Wednesday, December 16, 2009

How Air Quotes have “Changed” Our Lives

Sincerity is important in communication.


We live in one of the most cynical and verbally combative periods of history, fueled by advanced communication technology and declining intellect.

One of the hallmarks of this “golden age” is the use of air quotes by speakers who want to convey connotations that they likely could express with a snitty tone of voice.

Thank goodness America’s “founding fathers” weren’t as jaded as we, the strained seed of their democratic loins, are. Imagine if Thomas Jefferson had stood before the Continental Congress to read aloud the preamble to the Declaration of Independence, with the addition of air quotes:

We hold these truths to be self-evident, that all men are created equal, that they are endowed by their Creator with certain unalienable rights; that among these are Life, Liberty and the “pursuit of Happiness”.
…which suddenly, thanks to air quotes, makes “pursuit of happiness” sound like a euphemism.

Air quotes are used to express satire, sarcasm, irony, or euphemism. (Incidentally, I recently heard from a fellow Toastmaster from a journalistic background that they are also called “quotey fingers”.)

Many English speakers use air quotes routinely, but that is not the case everywhere in the world; in fact, air quotes stymie some learners of English who initially think that a speaker is imitating a rabbit. I suppose this could suggest that the English-speaking world ranks highest on the cynicism spectrum, and for those of us of Scandinavian descent, air quotes are just about the only hand gestures approved by the Sons of Norway.

My “research” shows that air quotes have been in sporadic use since at least the 1920s in the U.S., but they didn’t have a name until the 1980s. Merriam-Webster added the phrase “air quotes” to the Dictionary in 1989 with the definition of “a gesture made by raising and flexing the index and middle fingers of both hands, used to call attention to a spoken word or expression.”

Air quotes are significant, because they change how we interpret a message.

There have been some famous air quotes, for example, in episodes of Friends, like the one where Danny DeVito plays a male stripper, Ross reminisced with Missy, a woman on whom he had a crush during college. He asked her if she remembered his then roommate, Chandler. She said, “Sure, he was in your 'band'." (Using air quotes around "band".)
Ross replies “It's been sixteen years but the air quotes still hurt.”

Plus there was the episode where Joey misuses air quotes, but after Ross punches a pole, Joey finally uses air quotes correctly.
Or how about the “hot mess” when Dateline interviewed Britney Spears where she overused and misused air quotes so frequently that was the subject of, like, a “buhjillion” blogs the next day.

In the movie “Austin Powers”, Dr. Evil said that he developed a ‘sophisticated heat beam which we called a "laser". Using these "lasers," we punch a hole in the protective gas layer around the world, which we call the "ozone layer."

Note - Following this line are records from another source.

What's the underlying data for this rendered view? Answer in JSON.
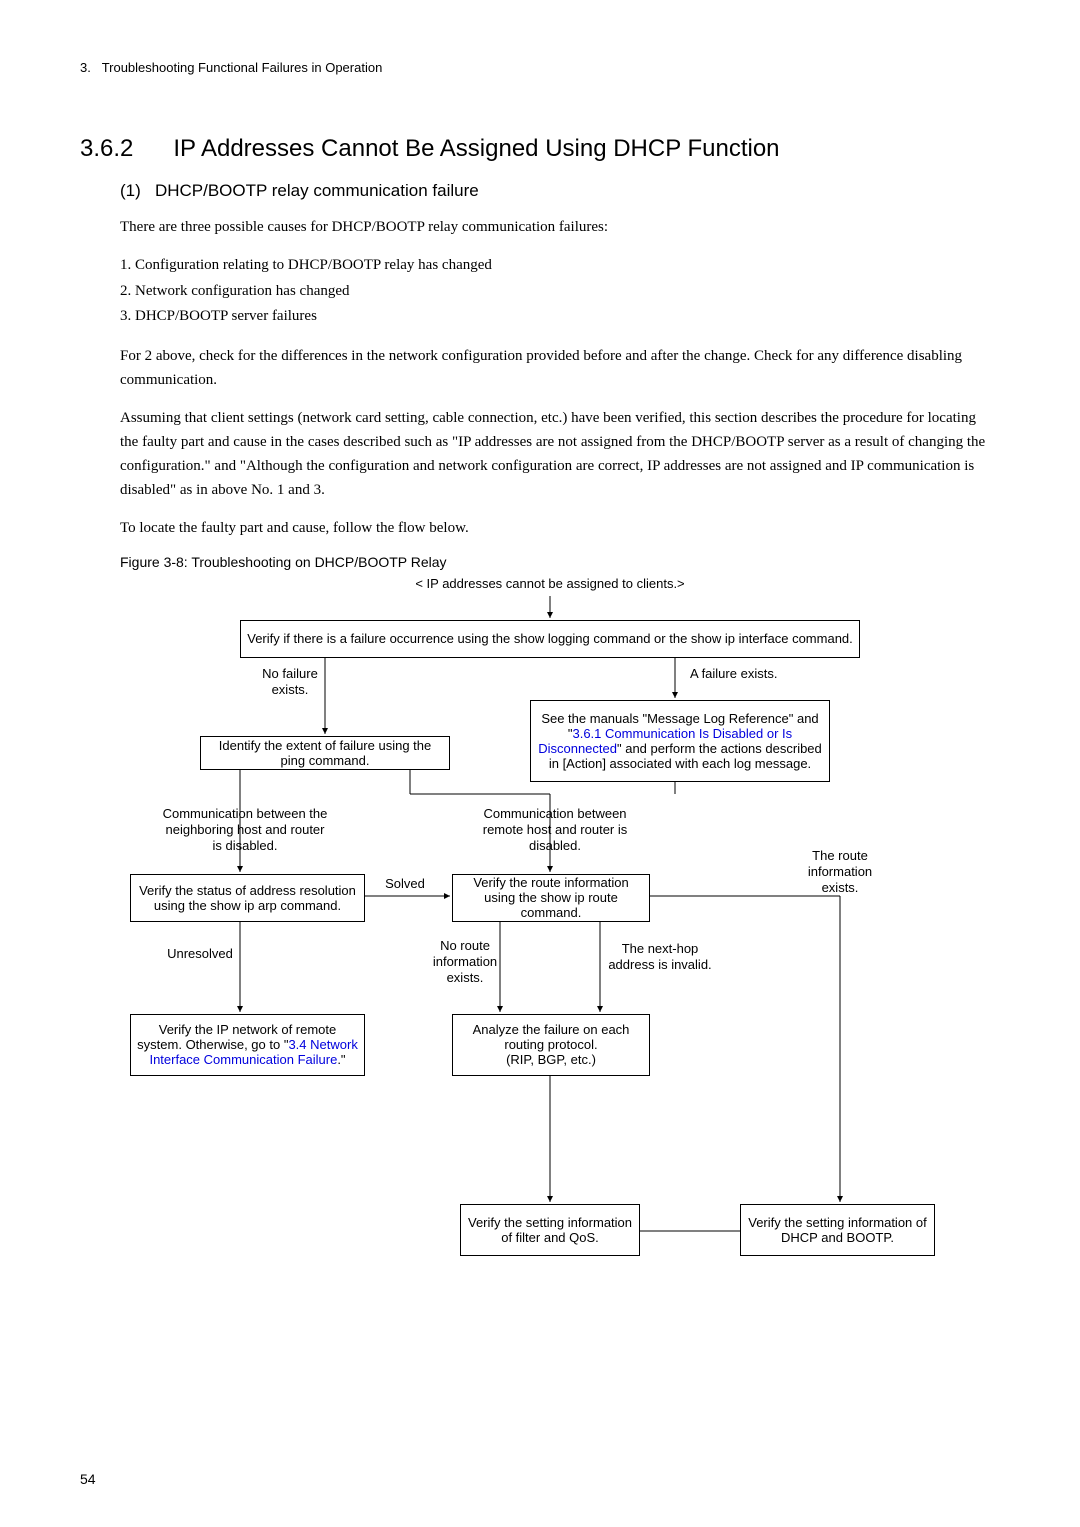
{
  "header": {
    "chapter_num": "3.",
    "chapter_title": "Troubleshooting Functional Failures in Operation"
  },
  "section": {
    "number": "3.6.2",
    "title": "IP Addresses Cannot Be Assigned Using DHCP Function"
  },
  "subsection": {
    "number": "(1)",
    "title": "DHCP/BOOTP relay communication failure"
  },
  "para1": "There are three possible causes for DHCP/BOOTP relay communication failures:",
  "list": {
    "item1": "1.  Configuration relating to DHCP/BOOTP relay has changed",
    "item2": "2.  Network configuration has changed",
    "item3": "3.  DHCP/BOOTP server failures"
  },
  "para2": "For 2 above, check for the differences in the network configuration provided before and after the change. Check for any difference disabling communication.",
  "para3": "Assuming that client settings (network card setting, cable connection, etc.) have been verified, this section describes the procedure for locating the faulty part and cause in the cases described such as \"IP addresses are not assigned from the DHCP/BOOTP server as a result of changing the configuration.\" and \"Although the configuration and network configuration are correct, IP addresses are not assigned and IP communication is disabled\" as in above No. 1 and 3.",
  "para4": "To locate the faulty part and cause, follow the flow below.",
  "figure_caption": "Figure 3-8: Troubleshooting on DHCP/BOOTP Relay",
  "flow": {
    "start": "< IP addresses cannot be assigned to clients.>",
    "box1": "Verify if there is a failure occurrence using the show logging command or the show ip interface command.",
    "label_no_failure": "No failure exists.",
    "label_failure_exists": "A failure exists.",
    "box2": "Identify the extent of failure using the ping command.",
    "box3_pre": "See the manuals \"Message Log Reference\" and \"",
    "box3_link": "3.6.1 Communication Is Disabled or Is Disconnected",
    "box3_post": "\" and perform the actions described in [Action] associated with each log message.",
    "label_comm_neighbor": "Communication between the neighboring host and router is disabled.",
    "label_comm_remote": "Communication between remote host and router is disabled.",
    "label_route_exists": "The route information exists.",
    "box4": "Verify the status of address resolution using the show ip arp command.",
    "label_solved": "Solved",
    "box5": "Verify the route information using the show ip route command.",
    "label_unresolved": "Unresolved",
    "label_no_route": "No route information exists.",
    "label_nexthop": "The next-hop address is invalid.",
    "box6_pre": "Verify the IP network of remote system. Otherwise, go to \"",
    "box6_link": "3.4 Network Interface Communication Failure",
    "box6_post": ".\"",
    "box7": "Analyze the failure on each routing protocol.\n(RIP, BGP, etc.)",
    "box8": "Verify the setting information of filter and QoS.",
    "box9": "Verify the setting information of DHCP and BOOTP."
  },
  "page_number": "54"
}
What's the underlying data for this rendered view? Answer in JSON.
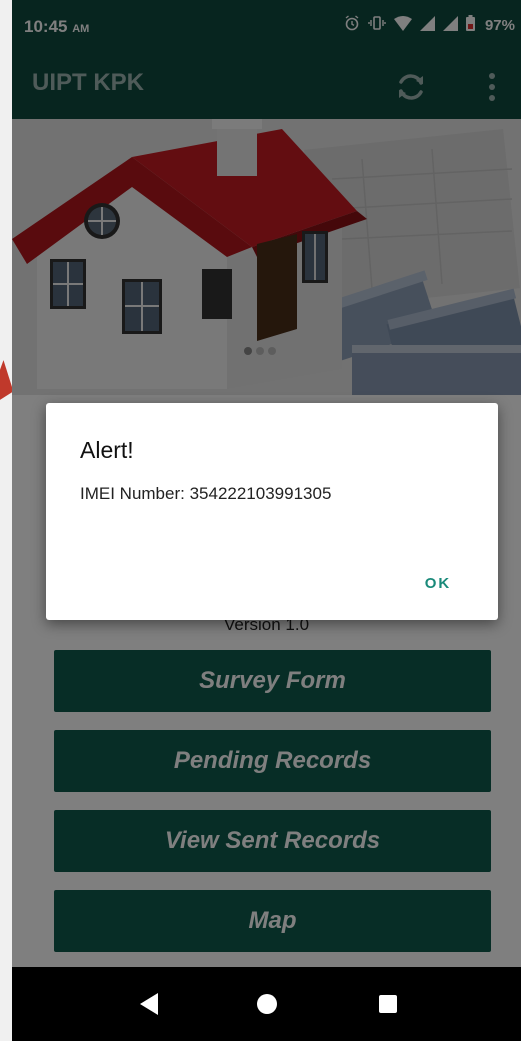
{
  "status_bar": {
    "time": "10:45",
    "time_suffix": "AM",
    "battery": "97%",
    "icons": [
      "alarm-icon",
      "vibrate-icon",
      "wifi-icon",
      "signal-icon",
      "signal-icon",
      "battery-icon"
    ]
  },
  "app_bar": {
    "title": "UIPT KPK",
    "icons": [
      "refresh-icon",
      "overflow-menu-icon"
    ]
  },
  "banner": {
    "image": "house-and-money-illustration",
    "carousel_dots": 3
  },
  "main": {
    "version": "Version 1.0",
    "buttons": [
      {
        "label": "Survey Form"
      },
      {
        "label": "Pending Records"
      },
      {
        "label": "View Sent Records"
      },
      {
        "label": "Map"
      }
    ]
  },
  "dialog": {
    "title": "Alert!",
    "message": "IMEI Number: 354222103991305",
    "ok_label": "OK"
  },
  "nav_bar": {
    "icons": [
      "back-icon",
      "home-icon",
      "recents-icon"
    ]
  },
  "colors": {
    "primary_dark": "#0f4a3f",
    "button": "#0f5b4c",
    "accent": "#1a8a7a"
  }
}
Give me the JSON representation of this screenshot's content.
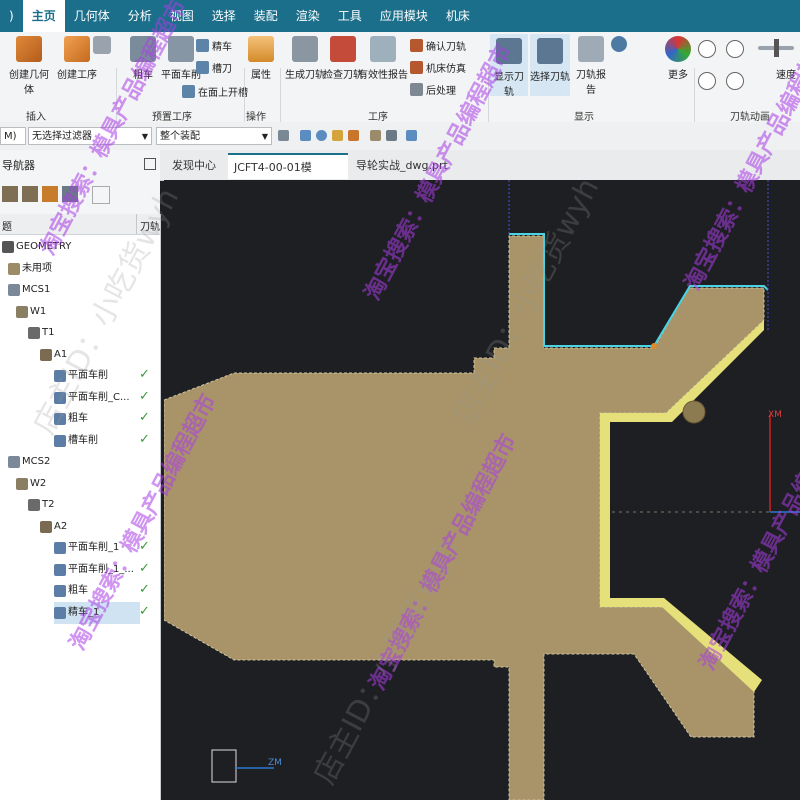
{
  "menu": {
    "items": [
      "主页",
      "几何体",
      "分析",
      "视图",
      "选择",
      "装配",
      "渲染",
      "工具",
      "应用模块",
      "机床"
    ],
    "active_index": 0
  },
  "ribbon": {
    "insert": {
      "create_geometry": "创建几何体",
      "create_operation": "创建工序"
    },
    "preview": {
      "rough": "粗车",
      "face_turn": "平面车削",
      "finish": "精车",
      "groove_tool": "槽刀",
      "groove_on_face": "在面上开槽"
    },
    "ops": {
      "property": "属性"
    },
    "process": {
      "gen_path": "生成刀轨",
      "check_tool": "检查刀轨",
      "validity": "有效性报告",
      "confirm_path": "确认刀轨",
      "machine_sim": "机床仿真",
      "post": "后处理"
    },
    "display": {
      "show_path": "显示刀轨",
      "select_path": "选择刀轨",
      "path_report": "刀轨报告",
      "more": "更多"
    },
    "anim": {
      "speed": "速度"
    },
    "groups": {
      "insert": "插入",
      "preview": "预置工序",
      "ops": "操作",
      "process": "工序",
      "display": "显示",
      "anim": "刀轨动画"
    }
  },
  "toolbar": {
    "filter_left": "M)",
    "filter": "无选择过滤器",
    "assembly": "整个装配"
  },
  "navigator": {
    "title": "导航器",
    "col_name": "题",
    "col_tool": "刀轨",
    "rows": [
      {
        "label": "GEOMETRY",
        "check": false
      },
      {
        "label": "未用项",
        "check": false
      },
      {
        "label": "MCS1",
        "check": false
      },
      {
        "label": "W1",
        "check": false
      },
      {
        "label": "T1",
        "check": false
      },
      {
        "label": "A1",
        "check": false
      },
      {
        "label": "平面车削",
        "check": true
      },
      {
        "label": "平面车削_C...",
        "check": true
      },
      {
        "label": "粗车",
        "check": true
      },
      {
        "label": "槽车削",
        "check": true
      },
      {
        "label": "MCS2",
        "check": false
      },
      {
        "label": "W2",
        "check": false
      },
      {
        "label": "T2",
        "check": false
      },
      {
        "label": "A2",
        "check": false
      },
      {
        "label": "平面车削_1",
        "check": true
      },
      {
        "label": "平面车削_1_...",
        "check": true
      },
      {
        "label": "粗车",
        "check": true
      },
      {
        "label": "精车_1",
        "check": true
      }
    ]
  },
  "tabs": [
    {
      "label": "发现中心"
    },
    {
      "label": "JCFT4-00-01模芯.prt"
    },
    {
      "label": "导轮实战_dwg.prt"
    }
  ],
  "viewport": {
    "axis_xm": "XM",
    "axis_zm": "ZM",
    "colors": {
      "part": "#a89468",
      "finish": "#e6e07a",
      "toolpath": "#49d3e3",
      "bg": "#1e1f22"
    }
  },
  "watermarks": [
    "淘宝搜索：模具产品编程超市",
    "店主ID：小吃货wyh"
  ]
}
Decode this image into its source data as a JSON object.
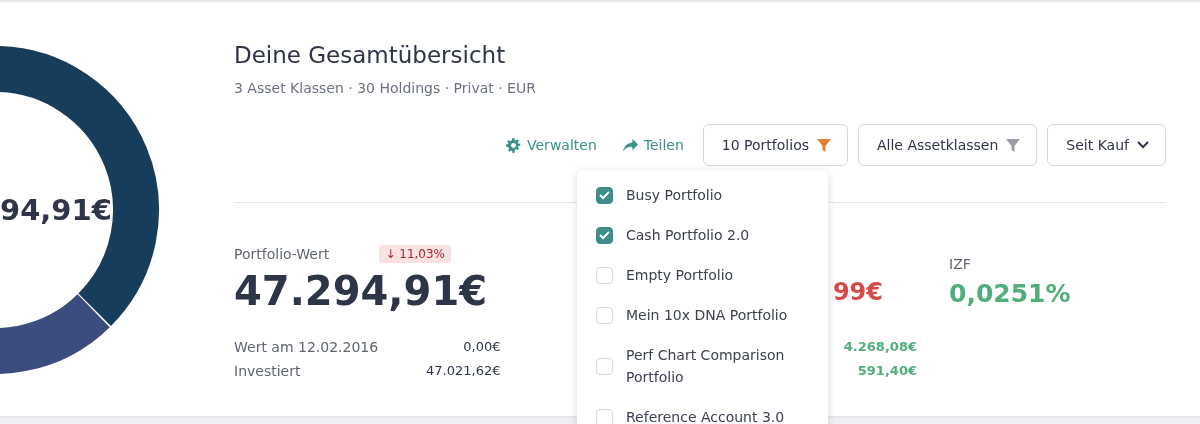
{
  "donut": {
    "center_value": "94,91€"
  },
  "header": {
    "title": "Deine Gesamtübersicht",
    "subtitle": "3 Asset Klassen · 30 Holdings · Privat · EUR"
  },
  "actions": [
    {
      "label": "Verwalten",
      "kind": "gear"
    },
    {
      "label": "Teilen",
      "kind": "share"
    }
  ],
  "filters": [
    {
      "label": "10 Portfolios",
      "kind": "filter",
      "active": true
    },
    {
      "label": "Alle Assetklassen",
      "kind": "filter",
      "active": false
    },
    {
      "label": "Seit Kauf",
      "kind": "dropdown"
    }
  ],
  "portfolio_menu": {
    "items": [
      {
        "label": "Busy Portfolio",
        "checked": true
      },
      {
        "label": "Cash Portfolio 2.0",
        "checked": true
      },
      {
        "label": "Empty Portfolio",
        "checked": false
      },
      {
        "label": "Mein 10x DNA Portfolio",
        "checked": false
      },
      {
        "label": "Perf Chart Comparison Portfolio",
        "checked": false
      },
      {
        "label": "Reference Account 3.0",
        "checked": false
      }
    ]
  },
  "stats": [
    {
      "label": "Portfolio-Wert",
      "badge": "↓ 11,03%",
      "value": "47.294,91€",
      "color": "#2e3546",
      "rows": [
        {
          "label": "Wert am 12.02.2016",
          "value": "0,00€",
          "color": "#2e3546"
        },
        {
          "label": "Investiert",
          "value": "47.021,62€",
          "color": "#2e3546"
        }
      ]
    },
    {
      "value": "99€",
      "color": "#d94a46",
      "rows": [
        {
          "value": "4.268,08€",
          "color": "#4fae7c"
        },
        {
          "value": "591,40€",
          "color": "#4fae7c"
        }
      ]
    },
    {
      "label": "IZF",
      "value": "0,0251%",
      "color": "#4fae7c"
    }
  ]
}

The award for the air quote that was heard around the world, though, has to go to Senator John McCain for his October 15th 2008 debate with Barack Obama. Senator McCain got himself into some hot water with air quotes. The topic was abortion, and McCain was saying that Obama was hiding his support for late-term abortions under the guise of a concern for the mother’s “health”.
He said, “That's the extreme pro-abortion position, quote, health.”

The fact that he chose to use air quotes on such a sensitive topic in general was probably unwise, linking him to a certain level of flippancy about an issue that divides “reasonable people”.

In print, these are known as “scare quotes” or “sneer quotes”, when a writer doesn’t agree with the words in the quotes and wants to distance him- or herself from those words in the quotation marks. For example, in an email to your boss, you might explain why your co-worker didn’t help you complete a project by writing, “He said he was ‘too busy’.” Meaning you didn’t believe that your co-worker was busy at all, and you wanted your boss to know it.

After my “extensive research” on this topic, I have concluded that thanks to “air quotes” and “scare quotes”, many people now suspect anything that they see in quotation marks. Consider some of the examples from an “amusing” blog site called

I believe that people who make these signs may be using the quotation marks to emphasize a word, or to imply a different “voice” saying a particular phrase, as if their mascot suddenly was speaking.

These examples demonstrate, though, that the words in quotation marks can have the exact opposite affect from what the author intended, and I believe that this is, in part, because of air quotes. How they’ve become so ubiquitous, making us cynical about anything in quotation marks.

There are so many ways that the messages we put on signs, in brochures, and in our daily interpersonal exchanges can be misinterpreted. Air quotes fill a need for us literal-minded English speakers, to emphasize that “hey! I’m being sarcastic here! Don’t take me ‘seriously’!”


  1. OK, I've been known to use air quotes now and again. . . One day, when talking with a friend who is blind, I realized I needed to tell her I was using air quotes. Her response was, "Huh?" So I had to fill her in on what she's been missing.

  2. Quotie fingers. Gonna use that...from now on!!!!